New York is such a vibrant and bustling city with millions of people, but it can definitely feel very isolating at times, especially when you live alone and work for yourself. I enjoy my own company and I am comfortable with my solitude, but it does get a little lonely. I think that things would have been very different for me if I had moved here in my 20s, but now that I am 36 all of my close friends are either married or in relationships. I’d be lying if I said that didn’t affect me occasionally, but it definitely makes me appreciate the time I get to spend with them even more.
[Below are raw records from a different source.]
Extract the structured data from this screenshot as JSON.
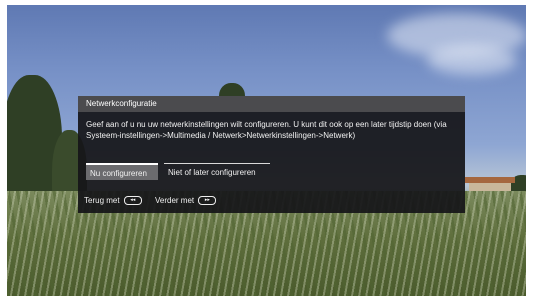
{
  "dialog": {
    "title": "Netwerkconfiguratie",
    "message": "Geef aan of u nu uw netwerkinstellingen wilt configureren. U kunt dit ook op een later tijdstip doen (via Systeem-instellingen->Multimedia / Netwerk>Netwerkinstellingen->Netwerk)",
    "buttons": [
      {
        "label": "Nu configureren",
        "state": "selected"
      },
      {
        "label": "Niet of later configureren",
        "state": "normal"
      }
    ]
  },
  "footer": {
    "back_label": "Terug met",
    "back_key_icon": "rewind-key-icon",
    "next_label": "Verder met",
    "next_key_icon": "forward-key-icon"
  }
}
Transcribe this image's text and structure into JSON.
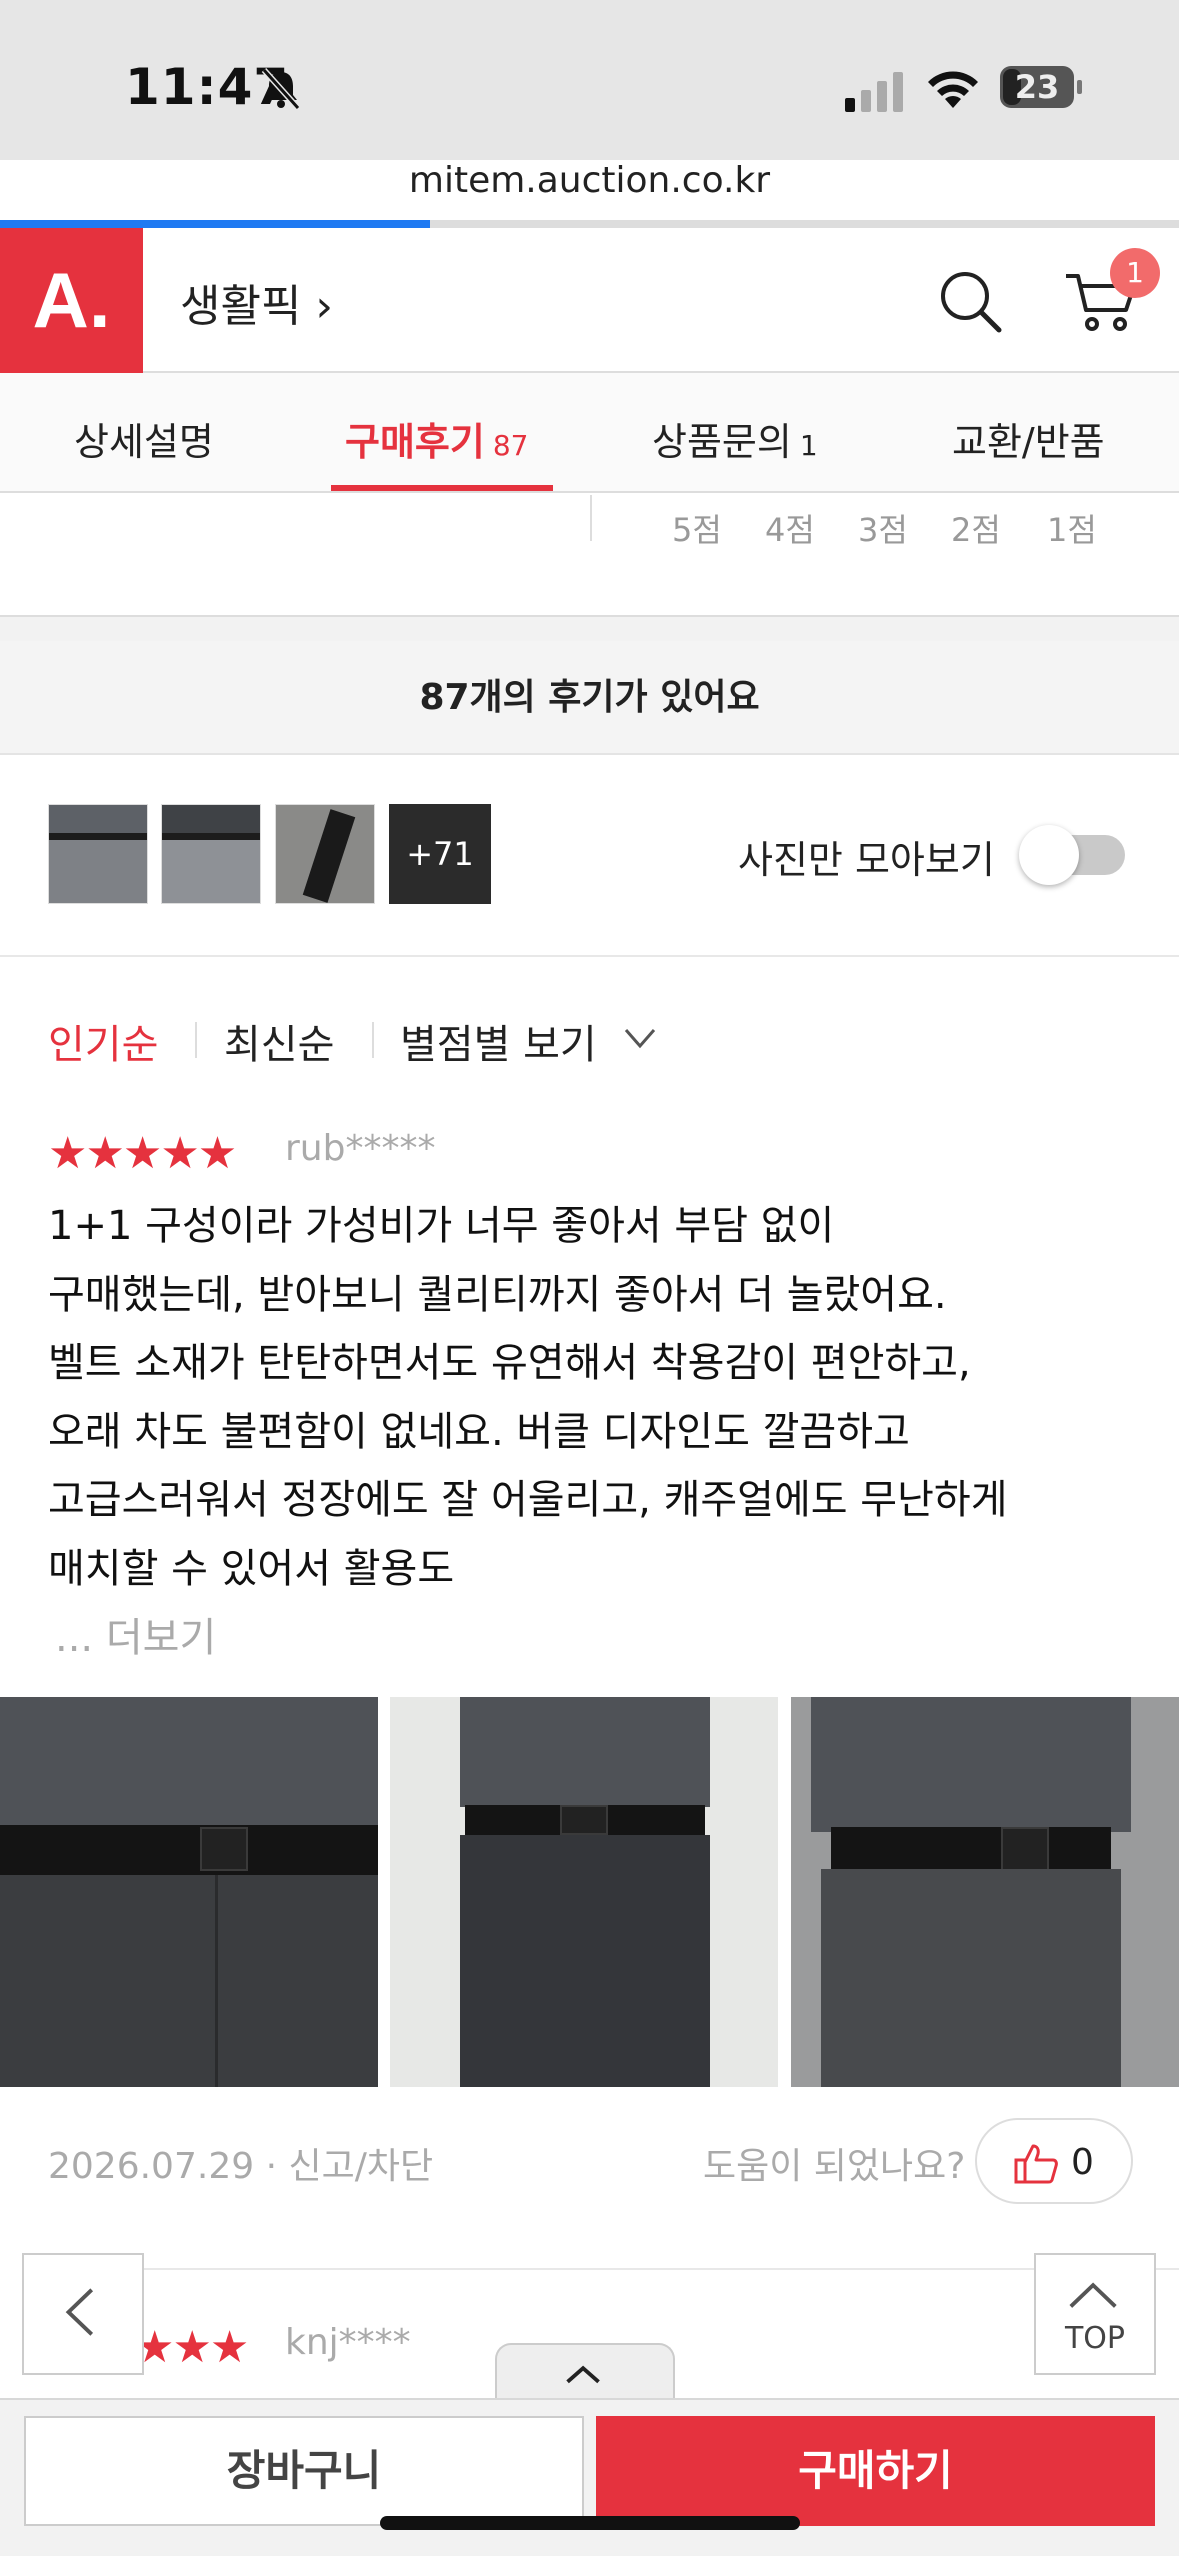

I am obviously still single. Don’t even get me started on dating in New York. I think that’s a conversation for another day too. Ha! There are so many ways to meet new people though if you are willing to put yourself out there. I’ve formed closer friendships in my industry and it’s always fun to go to events with them or meet for coffee. Another great way to meet new people is at group fitness classes. Last year I spent a lot of time at SoulCycle, but over the last few months I’ve been at Rumble quite often. You start to see some familiar faces and it’s a nice way to connect over a common interest. I want to be more mindful of this in 2020 so that I can continue creating new friendships, even if it’s just to have someone to grab a drink with.
My point in saying all of this is that while yes I do get lonely and sometimes struggle financially, there are definitely more things that I can do to put myself out there instead of staying home feeling sorry for myself. If there’s one thing that New York has taught me it’s that life is what you make it. It can be so easy to get consumed with doubt, but the important thing is to use that as fuel to hustle a little harder in every aspect. Let it inspire you and push you to be better.
I didn’t know the direction that this piece would take when I started writing, but ultimately I wanted to have a candid conversation about living in New York by sharing some of the things that I have personally struggled with. I wish that there was more discussion on social media about this topic because I know so many others who find themselves struggling with this too. If you live in New York or anywhere on your own for that matter I would love to know what your own experience has been. Thank you so much for reading and continuously allowing me to share so much with all of you! ❤️
Photos by: Lydia Hudgens